• **EXERCISE BRIEF**: Write out the data word for word, taking care that no picture is carried over.

--- PROVIDED INFORMATION ---

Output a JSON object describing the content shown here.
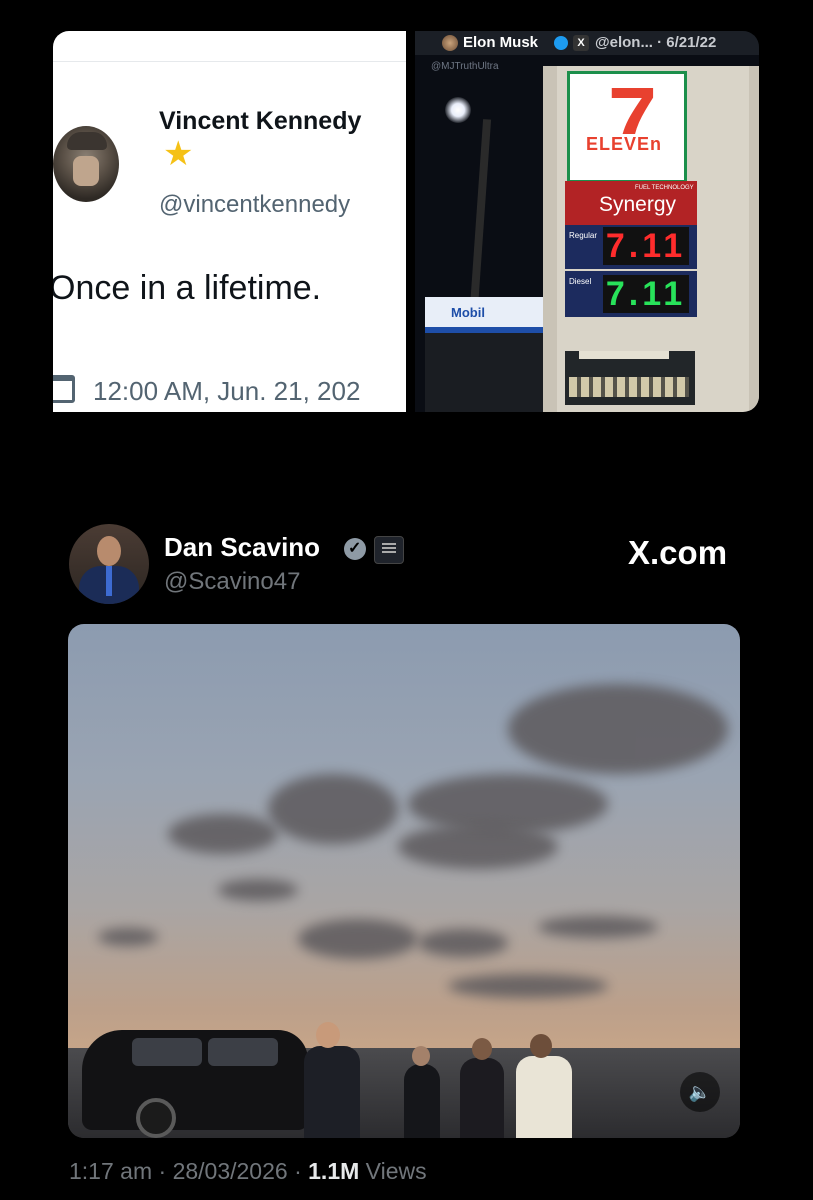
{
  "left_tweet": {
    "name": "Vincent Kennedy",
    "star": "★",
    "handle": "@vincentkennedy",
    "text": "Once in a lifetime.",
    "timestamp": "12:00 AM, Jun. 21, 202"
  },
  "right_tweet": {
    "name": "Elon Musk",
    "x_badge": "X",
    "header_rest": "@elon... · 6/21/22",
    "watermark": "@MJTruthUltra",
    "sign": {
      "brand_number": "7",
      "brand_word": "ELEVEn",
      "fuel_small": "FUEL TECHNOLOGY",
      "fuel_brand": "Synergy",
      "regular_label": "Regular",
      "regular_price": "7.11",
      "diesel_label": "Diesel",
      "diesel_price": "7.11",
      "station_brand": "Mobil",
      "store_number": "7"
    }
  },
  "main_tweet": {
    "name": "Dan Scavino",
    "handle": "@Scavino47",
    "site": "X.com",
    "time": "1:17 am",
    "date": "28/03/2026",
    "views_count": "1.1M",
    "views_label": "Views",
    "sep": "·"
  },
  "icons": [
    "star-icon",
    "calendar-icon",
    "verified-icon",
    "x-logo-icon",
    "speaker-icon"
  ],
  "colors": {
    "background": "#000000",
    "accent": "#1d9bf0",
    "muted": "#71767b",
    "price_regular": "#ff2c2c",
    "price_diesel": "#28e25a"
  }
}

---

• **RESPONSE BOX**:
Output a JSON object describing the content shown here.
{
  "left_tweet": {
    "name": "Vincent Kennedy",
    "star": "★",
    "handle": "@vincentkennedy",
    "text": "Once in a lifetime.",
    "timestamp": "12:00 AM, Jun. 21, 202"
  },
  "right_tweet": {
    "name": "Elon Musk",
    "x_badge": "X",
    "header_rest": "@elon... · 6/21/22",
    "watermark": "@MJTruthUltra",
    "sign": {
      "brand_number": "7",
      "brand_word": "ELEVEn",
      "fuel_small": "FUEL TECHNOLOGY",
      "fuel_brand": "Synergy",
      "regular_label": "Regular",
      "regular_price": "7.11",
      "diesel_label": "Diesel",
      "diesel_price": "7.11",
      "station_brand": "Mobil",
      "store_number": "7"
    }
  },
  "main_tweet": {
    "name": "Dan Scavino",
    "handle": "@Scavino47",
    "site": "X.com",
    "time": "1:17 am",
    "date": "28/03/2026",
    "views_count": "1.1M",
    "views_label": "Views",
    "sep": "·"
  },
  "icons": [
    "star-icon",
    "calendar-icon",
    "verified-icon",
    "x-logo-icon",
    "speaker-icon"
  ],
  "colors": {
    "background": "#000000",
    "accent": "#1d9bf0",
    "muted": "#71767b",
    "price_regular": "#ff2c2c",
    "price_diesel": "#28e25a"
  }
}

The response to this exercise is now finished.